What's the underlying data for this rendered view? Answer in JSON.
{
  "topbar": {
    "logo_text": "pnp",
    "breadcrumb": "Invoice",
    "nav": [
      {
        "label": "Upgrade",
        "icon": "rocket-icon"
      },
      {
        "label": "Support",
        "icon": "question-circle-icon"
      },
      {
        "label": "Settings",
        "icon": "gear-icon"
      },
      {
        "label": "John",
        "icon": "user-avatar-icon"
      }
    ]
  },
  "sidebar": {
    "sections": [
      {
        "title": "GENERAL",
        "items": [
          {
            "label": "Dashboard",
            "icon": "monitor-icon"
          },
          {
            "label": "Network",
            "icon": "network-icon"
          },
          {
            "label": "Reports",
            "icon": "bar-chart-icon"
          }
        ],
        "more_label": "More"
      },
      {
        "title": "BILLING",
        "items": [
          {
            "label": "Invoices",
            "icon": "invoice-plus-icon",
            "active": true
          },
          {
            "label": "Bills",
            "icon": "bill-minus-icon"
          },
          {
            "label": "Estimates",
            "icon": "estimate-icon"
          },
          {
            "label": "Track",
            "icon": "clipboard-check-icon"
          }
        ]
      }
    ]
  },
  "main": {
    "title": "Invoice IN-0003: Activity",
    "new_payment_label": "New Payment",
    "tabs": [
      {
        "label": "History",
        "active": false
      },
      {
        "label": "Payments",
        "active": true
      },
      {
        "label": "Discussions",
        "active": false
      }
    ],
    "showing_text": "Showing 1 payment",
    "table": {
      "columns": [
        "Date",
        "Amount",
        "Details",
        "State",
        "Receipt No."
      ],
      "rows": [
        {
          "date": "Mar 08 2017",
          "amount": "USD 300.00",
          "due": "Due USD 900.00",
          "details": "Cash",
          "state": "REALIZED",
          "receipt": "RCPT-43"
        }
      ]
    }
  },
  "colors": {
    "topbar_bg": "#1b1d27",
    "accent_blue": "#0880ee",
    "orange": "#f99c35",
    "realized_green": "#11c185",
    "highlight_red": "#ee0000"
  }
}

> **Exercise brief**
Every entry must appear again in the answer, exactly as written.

> **Expected answer**
What's the underlying data for this rendered view? Answer in JSON.
{
  "topbar": {
    "logo_text": "pnp",
    "breadcrumb": "Invoice",
    "nav": [
      {
        "label": "Upgrade",
        "icon": "rocket-icon"
      },
      {
        "label": "Support",
        "icon": "question-circle-icon"
      },
      {
        "label": "Settings",
        "icon": "gear-icon"
      },
      {
        "label": "John",
        "icon": "user-avatar-icon"
      }
    ]
  },
  "sidebar": {
    "sections": [
      {
        "title": "GENERAL",
        "items": [
          {
            "label": "Dashboard",
            "icon": "monitor-icon"
          },
          {
            "label": "Network",
            "icon": "network-icon"
          },
          {
            "label": "Reports",
            "icon": "bar-chart-icon"
          }
        ],
        "more_label": "More"
      },
      {
        "title": "BILLING",
        "items": [
          {
            "label": "Invoices",
            "icon": "invoice-plus-icon",
            "active": true
          },
          {
            "label": "Bills",
            "icon": "bill-minus-icon"
          },
          {
            "label": "Estimates",
            "icon": "estimate-icon"
          },
          {
            "label": "Track",
            "icon": "clipboard-check-icon"
          }
        ]
      }
    ]
  },
  "main": {
    "title": "Invoice IN-0003: Activity",
    "new_payment_label": "New Payment",
    "tabs": [
      {
        "label": "History",
        "active": false
      },
      {
        "label": "Payments",
        "active": true
      },
      {
        "label": "Discussions",
        "active": false
      }
    ],
    "showing_text": "Showing 1 payment",
    "table": {
      "columns": [
        "Date",
        "Amount",
        "Details",
        "State",
        "Receipt No."
      ],
      "rows": [
        {
          "date": "Mar 08 2017",
          "amount": "USD 300.00",
          "due": "Due USD 900.00",
          "details": "Cash",
          "state": "REALIZED",
          "receipt": "RCPT-43"
        }
      ]
    }
  },
  "colors": {
    "topbar_bg": "#1b1d27",
    "accent_blue": "#0880ee",
    "orange": "#f99c35",
    "realized_green": "#11c185",
    "highlight_red": "#ee0000"
  }
}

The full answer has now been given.